On this path of art extension, Martorell, enraptured by the medieval tapestries she had seen in France, wondered what would be the destiny of tapestry from Salta, still considered a handicraft. Tuning tradition with modernity would allow her to speak of a contemporary textile art based on pre-Inca motifs, the myths and legends of the Argentine Northwest and the expert hands that still executed them. From this incursion was born the collaboration with Salta artist Carlos Luis “Pajita” García Bez and his weavers, who combined Andean geometry with contemporary geometry in Martorell’s designs; a virtuous encounter that still echoes today and the textile boom.
During the 70’s, in the Acrylics Paolini company awards, Brizzi and Martorell were also keen to create “useful” (design) and “useless” (artistic) objects with the precious material, acrylic, which connoted the beauty and practicality of modern life.
At the same time as these explorations, in 1966, Brizzi and Martorell were part of Grupo 13 (G13), which had its presentation in Buenos Aires and represented a true compendium of the geometric tendencies of the time. The exhibition received excellent comments, such as those of the critic Cayetano Córdova Iturburu, who saw in its excellence the counterpart of the Braque Prize, dedicated to celebrating the “nothings of the Pops”.
Indeed, the new geometry was contemporary to other trends in figuration such as pop or the youth of the “urban myths”, as the French critic Pierre Restany described them.

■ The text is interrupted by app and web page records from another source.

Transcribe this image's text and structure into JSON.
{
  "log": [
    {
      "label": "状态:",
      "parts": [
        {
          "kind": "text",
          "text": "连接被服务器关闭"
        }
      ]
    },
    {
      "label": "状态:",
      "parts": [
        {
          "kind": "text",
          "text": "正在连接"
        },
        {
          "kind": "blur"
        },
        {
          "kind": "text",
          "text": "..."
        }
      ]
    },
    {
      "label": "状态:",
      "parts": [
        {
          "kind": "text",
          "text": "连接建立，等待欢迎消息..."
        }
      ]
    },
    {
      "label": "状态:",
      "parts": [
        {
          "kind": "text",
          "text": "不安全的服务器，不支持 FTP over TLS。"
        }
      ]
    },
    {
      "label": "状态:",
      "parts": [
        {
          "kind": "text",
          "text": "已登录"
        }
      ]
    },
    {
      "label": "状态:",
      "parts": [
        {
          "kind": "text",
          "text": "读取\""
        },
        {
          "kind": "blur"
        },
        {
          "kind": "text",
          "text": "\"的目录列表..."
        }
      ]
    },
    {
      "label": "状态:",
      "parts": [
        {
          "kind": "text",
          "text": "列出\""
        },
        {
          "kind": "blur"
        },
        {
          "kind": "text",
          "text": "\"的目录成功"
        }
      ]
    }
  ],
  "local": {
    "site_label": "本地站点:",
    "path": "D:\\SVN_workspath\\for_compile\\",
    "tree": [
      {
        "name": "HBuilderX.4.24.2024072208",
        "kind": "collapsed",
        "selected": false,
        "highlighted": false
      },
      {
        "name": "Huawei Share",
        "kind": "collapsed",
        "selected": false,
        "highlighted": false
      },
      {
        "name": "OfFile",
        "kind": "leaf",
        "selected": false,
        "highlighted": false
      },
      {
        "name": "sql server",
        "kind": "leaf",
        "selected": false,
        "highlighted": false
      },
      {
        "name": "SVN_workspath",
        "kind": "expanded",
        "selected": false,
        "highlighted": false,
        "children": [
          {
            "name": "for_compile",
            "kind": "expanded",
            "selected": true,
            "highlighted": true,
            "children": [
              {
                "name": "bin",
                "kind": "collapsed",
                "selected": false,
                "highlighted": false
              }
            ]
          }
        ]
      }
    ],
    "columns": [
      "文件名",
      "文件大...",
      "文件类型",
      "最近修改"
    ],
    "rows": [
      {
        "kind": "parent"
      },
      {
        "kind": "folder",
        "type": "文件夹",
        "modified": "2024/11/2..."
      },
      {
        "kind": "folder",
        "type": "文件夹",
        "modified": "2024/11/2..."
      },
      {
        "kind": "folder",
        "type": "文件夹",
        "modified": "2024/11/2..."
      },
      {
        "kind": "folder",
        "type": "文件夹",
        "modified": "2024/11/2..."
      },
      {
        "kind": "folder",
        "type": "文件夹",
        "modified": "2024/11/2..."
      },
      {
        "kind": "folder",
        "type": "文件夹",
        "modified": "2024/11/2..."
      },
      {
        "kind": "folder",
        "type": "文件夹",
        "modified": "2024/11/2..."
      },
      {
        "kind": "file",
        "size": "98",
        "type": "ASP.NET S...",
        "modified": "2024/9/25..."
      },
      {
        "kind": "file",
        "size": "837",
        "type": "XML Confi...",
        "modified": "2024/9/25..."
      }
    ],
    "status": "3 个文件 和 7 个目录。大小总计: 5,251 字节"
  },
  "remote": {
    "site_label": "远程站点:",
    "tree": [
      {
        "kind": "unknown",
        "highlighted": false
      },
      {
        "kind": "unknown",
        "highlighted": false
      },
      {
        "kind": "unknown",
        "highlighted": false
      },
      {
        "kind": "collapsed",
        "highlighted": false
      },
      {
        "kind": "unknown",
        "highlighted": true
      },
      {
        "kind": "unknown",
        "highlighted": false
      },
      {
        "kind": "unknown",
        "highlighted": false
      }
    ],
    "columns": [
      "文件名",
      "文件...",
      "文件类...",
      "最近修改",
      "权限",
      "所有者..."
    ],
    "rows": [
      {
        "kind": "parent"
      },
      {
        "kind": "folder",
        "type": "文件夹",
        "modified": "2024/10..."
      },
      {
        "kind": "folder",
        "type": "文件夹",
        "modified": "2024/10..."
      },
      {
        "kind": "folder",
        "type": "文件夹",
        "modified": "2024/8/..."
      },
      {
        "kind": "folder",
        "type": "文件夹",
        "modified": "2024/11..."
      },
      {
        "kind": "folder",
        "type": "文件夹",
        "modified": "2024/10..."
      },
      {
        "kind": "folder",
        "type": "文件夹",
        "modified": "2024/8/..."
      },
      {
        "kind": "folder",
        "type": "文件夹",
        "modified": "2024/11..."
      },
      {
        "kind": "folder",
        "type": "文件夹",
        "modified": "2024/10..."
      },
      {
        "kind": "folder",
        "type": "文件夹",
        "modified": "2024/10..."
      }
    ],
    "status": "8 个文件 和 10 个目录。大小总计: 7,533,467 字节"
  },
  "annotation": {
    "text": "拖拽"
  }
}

That same year, Brizzi and Martorell participated in 11 Pintores Constructivos, in which they coincided once again with Espinosa, Mac Entyre and Vidal. Obviously, these coincidences are not coincidental-nor is the current one we are presenting-since, unlike other trends in contemporary art, geometry was a space of confluences rather than differences. It signified an international language, a sort of Esperanto of forms, for which Europeans and Americans in general had been fighting since the beginning of the twentieth century; a language that, like all languages, gradually incorporated “words” that made it as accessible as figuration had been traditionally. Light, the pictorial representation of light, was one of them. The scales of values, also called degradé, burst into the work of Brizzi and Martorell to blur planes, turn color into atmosphere, deny the two-dimensionality of the support or launch into a world of visual and symbolic suggestions that were previously labeled as naturalistic.
Geometry accompanies us today as evidence of a place of mastery in Argentine art. It was a trend that triumphed at international level, which was loaded with new meanings accompanying the times, but which, essentially, speaks from modernity.
María José Herrera
Historian and curator. Author of the book Ary Brizzi. The Harmony of Modernity (in press 2023) and co-author of María Martorell. The energy of color (2013)
 Organized by the Museum of Modern Art of the city of Buenos Aires (MAM).
 Creado por Eduardo Mac Entyre y Miguel Ángel Vidal en 1960.
 They also coincided in Beyond Geometry (1967), an anthological exhibition that introduced the “new sculpture”, the primary structures, held at the Di Tella Institute, on Florida Street.
 Exhibiting with Armando Durante, Manuel Espinosa, María Juana Heras Velasco, Jorge Lezama, Mac Entyre, César Paternosto, Alejandro Puente, Sabelli, Carlos Silva, María Simón and Vidal.
 Cayetano Córdova Iturburu, “Dos caras de una medalla”, El Mundo newspaper, Buenos Aires, July 31, 1966.